- Goal of the exercise -
Give back each line of the data exactly.

*** Opening Available records ***

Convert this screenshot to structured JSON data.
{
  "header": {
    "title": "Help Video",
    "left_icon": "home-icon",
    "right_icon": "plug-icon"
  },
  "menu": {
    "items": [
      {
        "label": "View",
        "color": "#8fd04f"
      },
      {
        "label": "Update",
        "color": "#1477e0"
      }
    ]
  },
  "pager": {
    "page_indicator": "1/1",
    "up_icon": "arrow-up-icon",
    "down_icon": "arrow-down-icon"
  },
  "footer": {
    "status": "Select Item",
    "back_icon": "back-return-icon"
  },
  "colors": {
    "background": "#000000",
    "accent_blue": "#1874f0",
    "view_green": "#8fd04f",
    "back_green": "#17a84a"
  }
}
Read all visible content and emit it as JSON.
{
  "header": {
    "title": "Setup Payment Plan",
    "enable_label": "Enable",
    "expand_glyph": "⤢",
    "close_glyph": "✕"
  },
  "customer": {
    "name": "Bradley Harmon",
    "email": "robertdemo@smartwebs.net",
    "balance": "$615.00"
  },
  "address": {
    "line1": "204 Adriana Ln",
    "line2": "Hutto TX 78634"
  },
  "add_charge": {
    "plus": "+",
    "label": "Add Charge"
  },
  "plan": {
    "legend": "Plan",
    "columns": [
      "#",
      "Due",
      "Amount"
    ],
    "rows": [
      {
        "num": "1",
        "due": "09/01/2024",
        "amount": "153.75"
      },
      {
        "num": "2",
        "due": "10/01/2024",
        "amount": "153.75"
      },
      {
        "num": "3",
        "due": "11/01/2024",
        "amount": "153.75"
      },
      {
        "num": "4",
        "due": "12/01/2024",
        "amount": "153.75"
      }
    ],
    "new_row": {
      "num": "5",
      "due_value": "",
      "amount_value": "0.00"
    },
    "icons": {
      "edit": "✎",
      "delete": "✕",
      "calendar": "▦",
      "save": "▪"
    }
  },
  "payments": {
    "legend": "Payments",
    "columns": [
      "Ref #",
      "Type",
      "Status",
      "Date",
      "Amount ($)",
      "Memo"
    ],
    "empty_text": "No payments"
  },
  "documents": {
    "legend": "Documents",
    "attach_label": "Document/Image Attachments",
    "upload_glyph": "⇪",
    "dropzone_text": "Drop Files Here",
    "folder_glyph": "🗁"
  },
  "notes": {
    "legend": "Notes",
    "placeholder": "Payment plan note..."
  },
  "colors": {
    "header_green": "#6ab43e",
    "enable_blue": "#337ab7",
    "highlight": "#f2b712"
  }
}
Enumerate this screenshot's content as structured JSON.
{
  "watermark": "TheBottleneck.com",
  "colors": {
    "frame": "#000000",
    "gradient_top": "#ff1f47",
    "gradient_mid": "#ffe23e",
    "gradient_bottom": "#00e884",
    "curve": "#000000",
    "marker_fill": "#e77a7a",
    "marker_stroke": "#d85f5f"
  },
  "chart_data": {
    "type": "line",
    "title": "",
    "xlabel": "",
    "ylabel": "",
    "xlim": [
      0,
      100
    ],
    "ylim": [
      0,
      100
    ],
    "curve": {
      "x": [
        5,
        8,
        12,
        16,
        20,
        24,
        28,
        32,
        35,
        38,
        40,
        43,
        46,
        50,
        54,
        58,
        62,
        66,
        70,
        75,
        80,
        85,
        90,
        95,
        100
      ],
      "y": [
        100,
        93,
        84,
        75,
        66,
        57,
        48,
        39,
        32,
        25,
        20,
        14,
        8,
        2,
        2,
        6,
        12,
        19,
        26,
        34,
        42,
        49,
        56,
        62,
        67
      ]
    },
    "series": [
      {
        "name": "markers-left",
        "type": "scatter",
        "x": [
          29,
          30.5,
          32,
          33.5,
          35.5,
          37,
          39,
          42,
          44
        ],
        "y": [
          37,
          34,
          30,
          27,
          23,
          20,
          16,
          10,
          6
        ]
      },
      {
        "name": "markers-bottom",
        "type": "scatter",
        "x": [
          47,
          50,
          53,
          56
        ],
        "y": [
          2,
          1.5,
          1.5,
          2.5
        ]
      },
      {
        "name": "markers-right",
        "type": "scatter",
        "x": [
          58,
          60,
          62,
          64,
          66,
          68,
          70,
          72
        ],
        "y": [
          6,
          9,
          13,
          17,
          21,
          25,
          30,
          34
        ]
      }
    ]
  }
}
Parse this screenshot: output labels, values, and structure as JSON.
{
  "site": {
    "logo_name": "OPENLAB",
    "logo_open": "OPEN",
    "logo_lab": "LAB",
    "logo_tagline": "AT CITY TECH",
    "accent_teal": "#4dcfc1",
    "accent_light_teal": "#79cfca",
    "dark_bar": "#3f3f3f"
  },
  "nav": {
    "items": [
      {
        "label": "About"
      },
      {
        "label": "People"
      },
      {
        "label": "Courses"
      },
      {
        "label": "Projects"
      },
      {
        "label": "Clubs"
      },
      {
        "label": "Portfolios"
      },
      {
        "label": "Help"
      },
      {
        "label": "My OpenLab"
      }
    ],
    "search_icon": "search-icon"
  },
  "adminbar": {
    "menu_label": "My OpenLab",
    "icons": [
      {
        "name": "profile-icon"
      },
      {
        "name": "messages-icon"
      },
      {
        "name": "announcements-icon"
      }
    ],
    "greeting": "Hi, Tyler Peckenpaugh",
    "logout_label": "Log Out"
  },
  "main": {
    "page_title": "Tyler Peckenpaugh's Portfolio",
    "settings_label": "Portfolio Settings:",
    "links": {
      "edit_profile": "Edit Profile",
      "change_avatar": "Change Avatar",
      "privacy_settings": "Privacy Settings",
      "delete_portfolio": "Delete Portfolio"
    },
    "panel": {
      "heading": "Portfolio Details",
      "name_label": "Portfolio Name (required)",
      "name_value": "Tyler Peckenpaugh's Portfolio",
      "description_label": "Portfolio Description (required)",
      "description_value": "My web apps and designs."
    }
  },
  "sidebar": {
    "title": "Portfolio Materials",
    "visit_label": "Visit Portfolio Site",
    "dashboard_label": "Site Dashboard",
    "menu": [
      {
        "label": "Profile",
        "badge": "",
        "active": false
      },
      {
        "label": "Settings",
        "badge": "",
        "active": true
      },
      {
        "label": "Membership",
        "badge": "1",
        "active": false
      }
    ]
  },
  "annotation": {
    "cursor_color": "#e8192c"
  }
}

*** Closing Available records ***

- Finished exercise -
Convert this screenshot to structured JSON data.
{
  "header": {
    "title": "Help Video",
    "left_icon": "home-icon",
    "right_icon": "plug-icon"
  },
  "menu": {
    "items": [
      {
        "label": "View",
        "color": "#8fd04f"
      },
      {
        "label": "Update",
        "color": "#1477e0"
      }
    ]
  },
  "pager": {
    "page_indicator": "1/1",
    "up_icon": "arrow-up-icon",
    "down_icon": "arrow-down-icon"
  },
  "footer": {
    "status": "Select Item",
    "back_icon": "back-return-icon"
  },
  "colors": {
    "background": "#000000",
    "accent_blue": "#1874f0",
    "view_green": "#8fd04f",
    "back_green": "#17a84a"
  }
}
Read all visible content and emit it as JSON.
{
  "header": {
    "title": "Setup Payment Plan",
    "enable_label": "Enable",
    "expand_glyph": "⤢",
    "close_glyph": "✕"
  },
  "customer": {
    "name": "Bradley Harmon",
    "email": "robertdemo@smartwebs.net",
    "balance": "$615.00"
  },
  "address": {
    "line1": "204 Adriana Ln",
    "line2": "Hutto TX 78634"
  },
  "add_charge": {
    "plus": "+",
    "label": "Add Charge"
  },
  "plan": {
    "legend": "Plan",
    "columns": [
      "#",
      "Due",
      "Amount"
    ],
    "rows": [
      {
        "num": "1",
        "due": "09/01/2024",
        "amount": "153.75"
      },
      {
        "num": "2",
        "due": "10/01/2024",
        "amount": "153.75"
      },
      {
        "num": "3",
        "due": "11/01/2024",
        "amount": "153.75"
      },
      {
        "num": "4",
        "due": "12/01/2024",
        "amount": "153.75"
      }
    ],
    "new_row": {
      "num": "5",
      "due_value": "",
      "amount_value": "0.00"
    },
    "icons": {
      "edit": "✎",
      "delete": "✕",
      "calendar": "▦",
      "save": "▪"
    }
  },
  "payments": {
    "legend": "Payments",
    "columns": [
      "Ref #",
      "Type",
      "Status",
      "Date",
      "Amount ($)",
      "Memo"
    ],
    "empty_text": "No payments"
  },
  "documents": {
    "legend": "Documents",
    "attach_label": "Document/Image Attachments",
    "upload_glyph": "⇪",
    "dropzone_text": "Drop Files Here",
    "folder_glyph": "🗁"
  },
  "notes": {
    "legend": "Notes",
    "placeholder": "Payment plan note..."
  },
  "colors": {
    "header_green": "#6ab43e",
    "enable_blue": "#337ab7",
    "highlight": "#f2b712"
  }
}
Enumerate this screenshot's content as structured JSON.
{
  "watermark": "TheBottleneck.com",
  "colors": {
    "frame": "#000000",
    "gradient_top": "#ff1f47",
    "gradient_mid": "#ffe23e",
    "gradient_bottom": "#00e884",
    "curve": "#000000",
    "marker_fill": "#e77a7a",
    "marker_stroke": "#d85f5f"
  },
  "chart_data": {
    "type": "line",
    "title": "",
    "xlabel": "",
    "ylabel": "",
    "xlim": [
      0,
      100
    ],
    "ylim": [
      0,
      100
    ],
    "curve": {
      "x": [
        5,
        8,
        12,
        16,
        20,
        24,
        28,
        32,
        35,
        38,
        40,
        43,
        46,
        50,
        54,
        58,
        62,
        66,
        70,
        75,
        80,
        85,
        90,
        95,
        100
      ],
      "y": [
        100,
        93,
        84,
        75,
        66,
        57,
        48,
        39,
        32,
        25,
        20,
        14,
        8,
        2,
        2,
        6,
        12,
        19,
        26,
        34,
        42,
        49,
        56,
        62,
        67
      ]
    },
    "series": [
      {
        "name": "markers-left",
        "type": "scatter",
        "x": [
          29,
          30.5,
          32,
          33.5,
          35.5,
          37,
          39,
          42,
          44
        ],
        "y": [
          37,
          34,
          30,
          27,
          23,
          20,
          16,
          10,
          6
        ]
      },
      {
        "name": "markers-bottom",
        "type": "scatter",
        "x": [
          47,
          50,
          53,
          56
        ],
        "y": [
          2,
          1.5,
          1.5,
          2.5
        ]
      },
      {
        "name": "markers-right",
        "type": "scatter",
        "x": [
          58,
          60,
          62,
          64,
          66,
          68,
          70,
          72
        ],
        "y": [
          6,
          9,
          13,
          17,
          21,
          25,
          30,
          34
        ]
      }
    ]
  }
}
Parse this screenshot: output labels, values, and structure as JSON.
{
  "site": {
    "logo_name": "OPENLAB",
    "logo_open": "OPEN",
    "logo_lab": "LAB",
    "logo_tagline": "AT CITY TECH",
    "accent_teal": "#4dcfc1",
    "accent_light_teal": "#79cfca",
    "dark_bar": "#3f3f3f"
  },
  "nav": {
    "items": [
      {
        "label": "About"
      },
      {
        "label": "People"
      },
      {
        "label": "Courses"
      },
      {
        "label": "Projects"
      },
      {
        "label": "Clubs"
      },
      {
        "label": "Portfolios"
      },
      {
        "label": "Help"
      },
      {
        "label": "My OpenLab"
      }
    ],
    "search_icon": "search-icon"
  },
  "adminbar": {
    "menu_label": "My OpenLab",
    "icons": [
      {
        "name": "profile-icon"
      },
      {
        "name": "messages-icon"
      },
      {
        "name": "announcements-icon"
      }
    ],
    "greeting": "Hi, Tyler Peckenpaugh",
    "logout_label": "Log Out"
  },
  "main": {
    "page_title": "Tyler Peckenpaugh's Portfolio",
    "settings_label": "Portfolio Settings:",
    "links": {
      "edit_profile": "Edit Profile",
      "change_avatar": "Change Avatar",
      "privacy_settings": "Privacy Settings",
      "delete_portfolio": "Delete Portfolio"
    },
    "panel": {
      "heading": "Portfolio Details",
      "name_label": "Portfolio Name (required)",
      "name_value": "Tyler Peckenpaugh's Portfolio",
      "description_label": "Portfolio Description (required)",
      "description_value": "My web apps and designs."
    }
  },
  "sidebar": {
    "title": "Portfolio Materials",
    "visit_label": "Visit Portfolio Site",
    "dashboard_label": "Site Dashboard",
    "menu": [
      {
        "label": "Profile",
        "badge": "",
        "active": false
      },
      {
        "label": "Settings",
        "badge": "",
        "active": true
      },
      {
        "label": "Membership",
        "badge": "1",
        "active": false
      }
    ]
  },
  "annotation": {
    "cursor_color": "#e8192c"
  }
}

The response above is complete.